Akhand Bharat: Music bottled within borders

Multiculturalism and inclusiveness have guided the tone of Coke Studio Pakistan, drawing influence from various schools of music across the subcontinent like Hindustani Classical, Sufi, Qawwali, All Kinds of People, Bhangra, rock, pop and more. The myriad of musical styles broke boundaries as the program grew in popularity every year, making it an eagerly awaited annual event for listeners on both sides.

A random click on the Coke Studio Pakistan YouTube channel can be a bewildering experience with staggering millions of views and endless comments of love and appreciation from this side of the border. We also notice the red heart icons that dot the dialog boxes below the main window.

The adulation isn’t reserved for a Rahat Fateh Ali Khan or an Abida Parveen or the newer Ali Sethi, lesser-known singers from Pakistan also seem to be receiving a similar ovation – a definite indication of the power of music that cuts across borders.

Meanwhile, India established its own Coke Studio India in 2011. It too had its fair share of popularity with the best music programming, but had been unable to create the kind of fandom that its namesake in Pakistan did. built.

But even when there was no internet, no views matter, no YouTube or Spotify and everything was analogue, in 19th century India that stretches from Afghanistan to the Deccan, music flourished. and moved people from Lahore in the Punjab to the South, from Dhaka in the East to Gujarat in the West; The music was then supported by the princely states and produced a butterball of melody and soul food.

Multilingual music has found its moorings in Sufi poetry, Hindu bhakti poetry and folk traditions. Everyone loved music, everyone had their genre, no matter who they were – a Badshah, a king, a Sufi or an ordinary man.

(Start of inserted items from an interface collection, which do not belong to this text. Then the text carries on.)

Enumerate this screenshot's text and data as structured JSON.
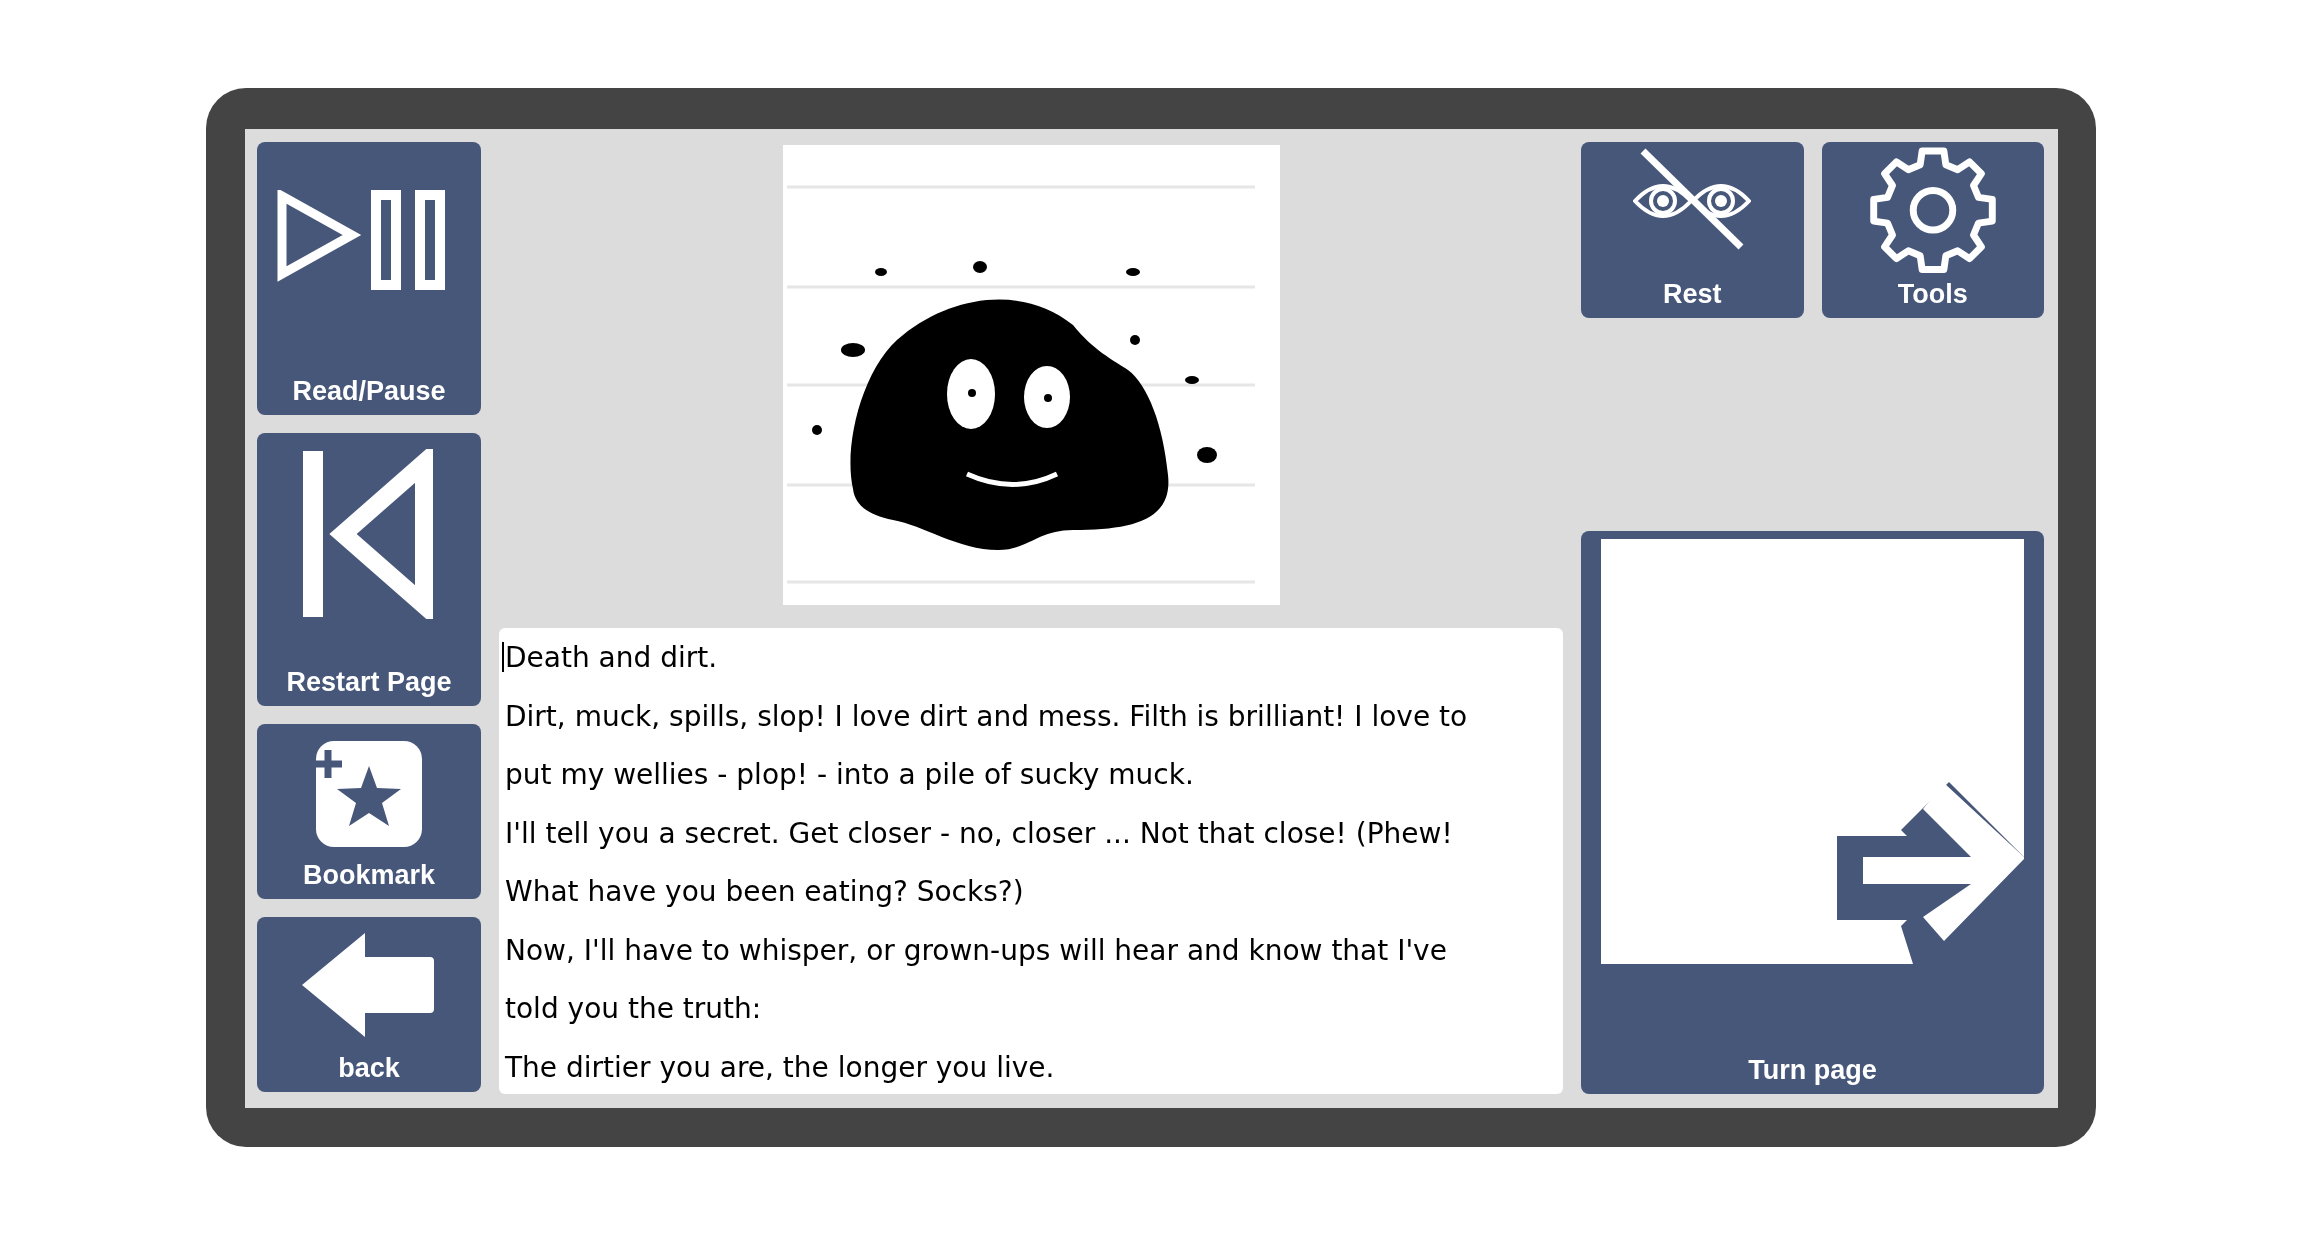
{
  "left_buttons": [
    {
      "kind": "play-pause",
      "label": "Read/Pause"
    },
    {
      "kind": "restart",
      "label": "Restart Page"
    },
    {
      "kind": "bookmark",
      "label": "Bookmark"
    },
    {
      "kind": "back",
      "label": "back"
    }
  ],
  "top_buttons": [
    {
      "kind": "rest",
      "label": "Rest"
    },
    {
      "kind": "tools",
      "label": "Tools"
    }
  ],
  "text_lines": [
    "Death and dirt.",
    "Dirt, muck, spills, slop! I love dirt and mess. Filth is brilliant! I love to",
    "put my wellies - plop! - into a pile of sucky muck.",
    "I'll tell you a secret. Get closer - no, closer ... Not that close! (Phew!",
    "What have you been eating? Socks?)",
    "Now, I'll have to whisper, or grown-ups will hear and know that I've",
    "told you the truth:",
    "The dirtier you are, the longer you live."
  ],
  "turn_page": {
    "label": "Turn page"
  }
}
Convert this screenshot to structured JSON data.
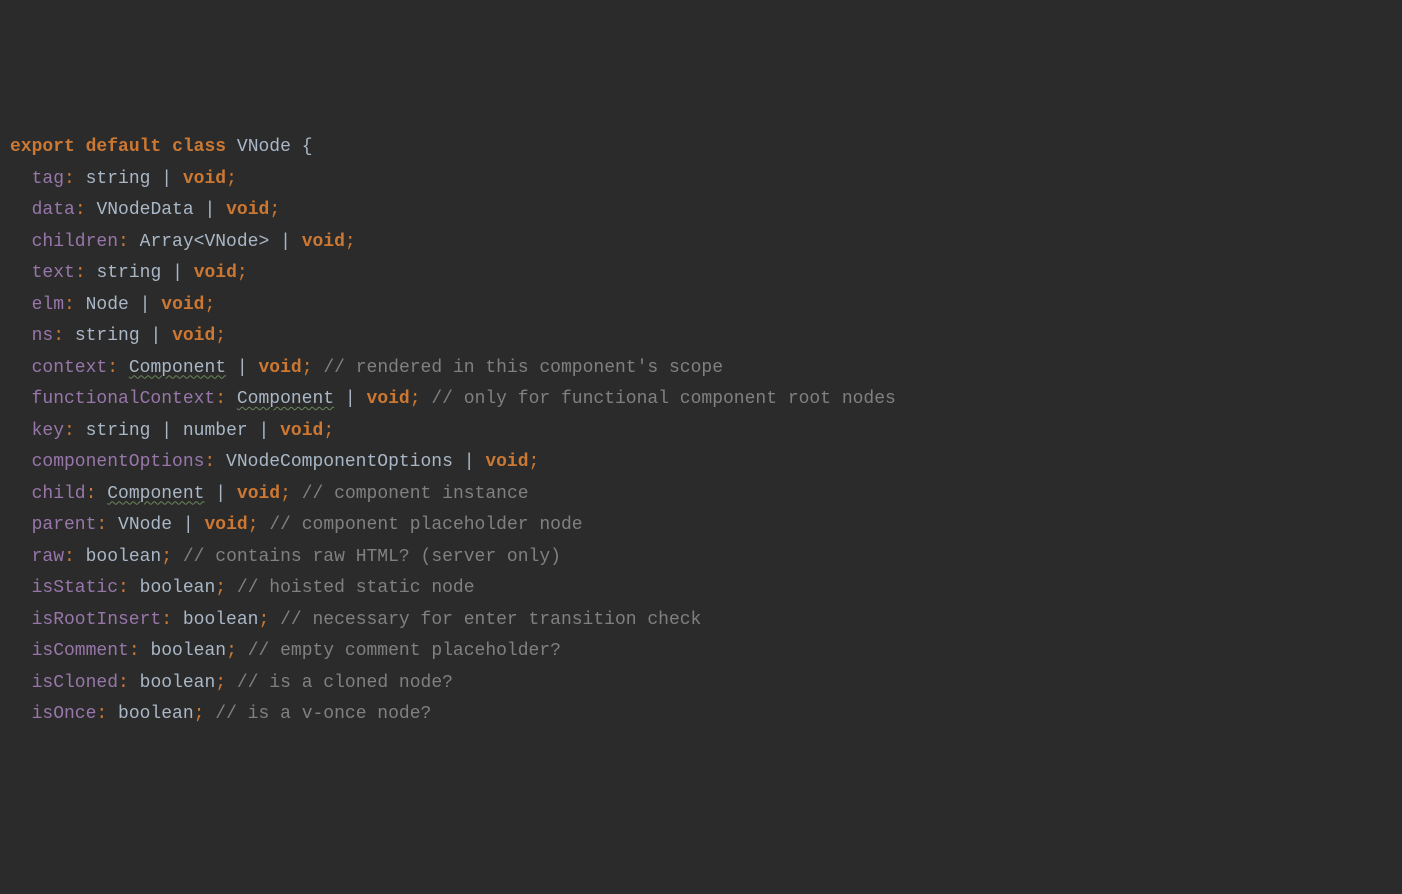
{
  "header": {
    "export": "export",
    "default": "default",
    "class": "class",
    "name": "VNode",
    "brace": "{"
  },
  "props": [
    {
      "name": "tag",
      "types": [
        "string"
      ],
      "void": true,
      "comment": "",
      "squiggle": []
    },
    {
      "name": "data",
      "types": [
        "VNodeData"
      ],
      "void": true,
      "comment": "",
      "squiggle": []
    },
    {
      "name": "children",
      "types": [
        "Array<VNode>"
      ],
      "void": true,
      "comment": "",
      "squiggle": []
    },
    {
      "name": "text",
      "types": [
        "string"
      ],
      "void": true,
      "comment": "",
      "squiggle": []
    },
    {
      "name": "elm",
      "types": [
        "Node"
      ],
      "void": true,
      "comment": "",
      "squiggle": []
    },
    {
      "name": "ns",
      "types": [
        "string"
      ],
      "void": true,
      "comment": "",
      "squiggle": []
    },
    {
      "name": "context",
      "types": [
        "Component"
      ],
      "void": true,
      "comment": "// rendered in this component's scope",
      "squiggle": [
        0
      ]
    },
    {
      "name": "functionalContext",
      "types": [
        "Component"
      ],
      "void": true,
      "comment": "// only for functional component root nodes",
      "squiggle": [
        0
      ]
    },
    {
      "name": "key",
      "types": [
        "string",
        "number"
      ],
      "void": true,
      "comment": "",
      "squiggle": []
    },
    {
      "name": "componentOptions",
      "types": [
        "VNodeComponentOptions"
      ],
      "void": true,
      "comment": "",
      "squiggle": []
    },
    {
      "name": "child",
      "types": [
        "Component"
      ],
      "void": true,
      "comment": "// component instance",
      "squiggle": [
        0
      ]
    },
    {
      "name": "parent",
      "types": [
        "VNode"
      ],
      "void": true,
      "comment": "// component placeholder node",
      "squiggle": []
    },
    {
      "name": "raw",
      "types": [
        "boolean"
      ],
      "void": false,
      "comment": "// contains raw HTML? (server only)",
      "squiggle": []
    },
    {
      "name": "isStatic",
      "types": [
        "boolean"
      ],
      "void": false,
      "comment": "// hoisted static node",
      "squiggle": []
    },
    {
      "name": "isRootInsert",
      "types": [
        "boolean"
      ],
      "void": false,
      "comment": "// necessary for enter transition check",
      "squiggle": []
    },
    {
      "name": "isComment",
      "types": [
        "boolean"
      ],
      "void": false,
      "comment": "// empty comment placeholder?",
      "squiggle": []
    },
    {
      "name": "isCloned",
      "types": [
        "boolean"
      ],
      "void": false,
      "comment": "// is a cloned node?",
      "squiggle": []
    },
    {
      "name": "isOnce",
      "types": [
        "boolean"
      ],
      "void": false,
      "comment": "// is a v-once node?",
      "squiggle": []
    }
  ]
}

Jumping to the first war of independence in 1857, then finally to the 1940s when royal patrons faded and music turned into the “only entertainment” entering the fold of radio and cinema. Music needed to be reshaped as the educated middle class began to appreciate it. The rise of nationalism meant more “Indianness” (read more Hinduism) because by then the process of “othering” Muslims was underway.